Data for this task
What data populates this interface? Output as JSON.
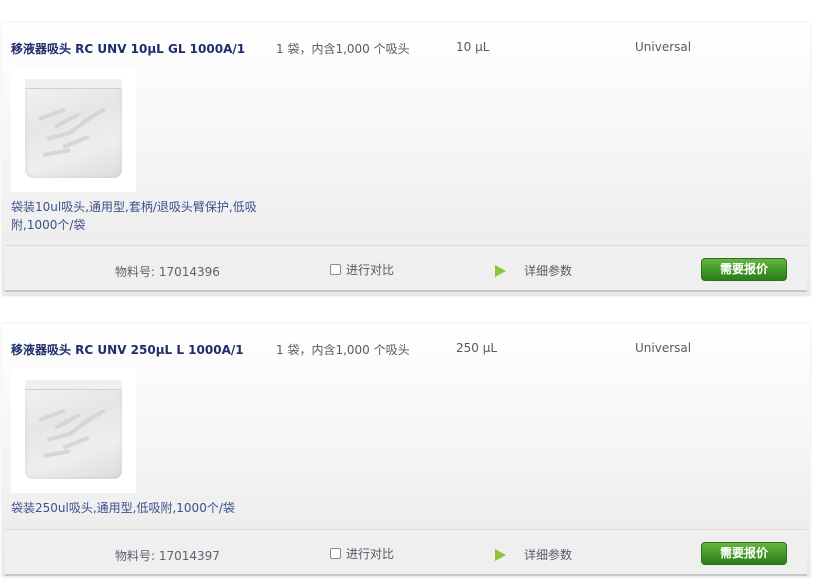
{
  "products": [
    {
      "title": "移液器吸头 RC UNV 10µL GL 1000A/1",
      "pack": "1 袋，内含1,000 个吸头",
      "volume": "10 µL",
      "type": "Universal",
      "description": "袋装10ul吸头,通用型,套柄/退吸头臂保护,低吸附,1000个/袋",
      "sku": "物料号: 17014396",
      "compare_label": "进行对比",
      "details_label": "详细参数",
      "quote_label": "需要报价"
    },
    {
      "title": "移液器吸头 RC UNV 250µL L 1000A/1",
      "pack": "1 袋，内含1,000 个吸头",
      "volume": "250 µL",
      "type": "Universal",
      "description": "袋装250ul吸头,通用型,低吸附,1000个/袋",
      "sku": "物料号: 17014397",
      "compare_label": "进行对比",
      "details_label": "详细参数",
      "quote_label": "需要报价"
    }
  ],
  "icons": {
    "details": "play-triangle-icon",
    "compare": "checkbox-icon"
  },
  "colors": {
    "title": "#1d2e6b",
    "description": "#3d4f8e",
    "quote_button": "#3f9628",
    "details_arrow": "#8cc43d"
  }
}
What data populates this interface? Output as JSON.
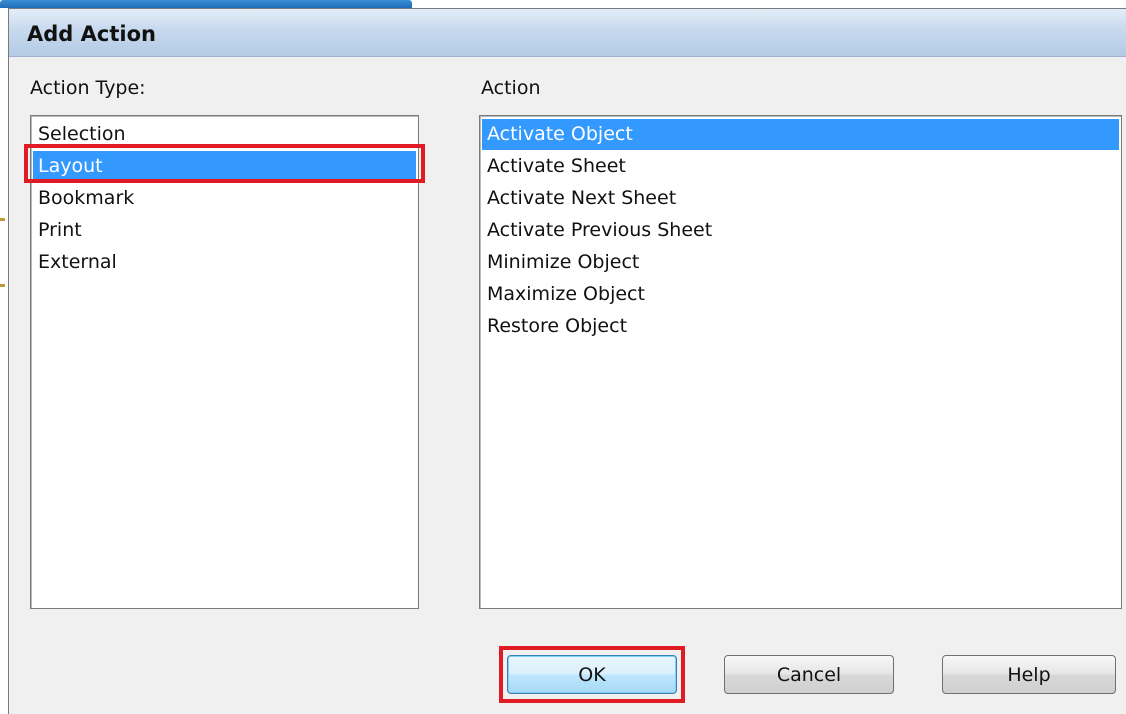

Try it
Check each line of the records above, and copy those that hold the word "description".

Result below
      "description": "袋装10ul吸头,通用型,套柄/退吸头臂保护,低吸附,1000个/袋",
      "description": "袋装250ul吸头,通用型,低吸附,1000个/袋",
    "description": "#3d4f8e",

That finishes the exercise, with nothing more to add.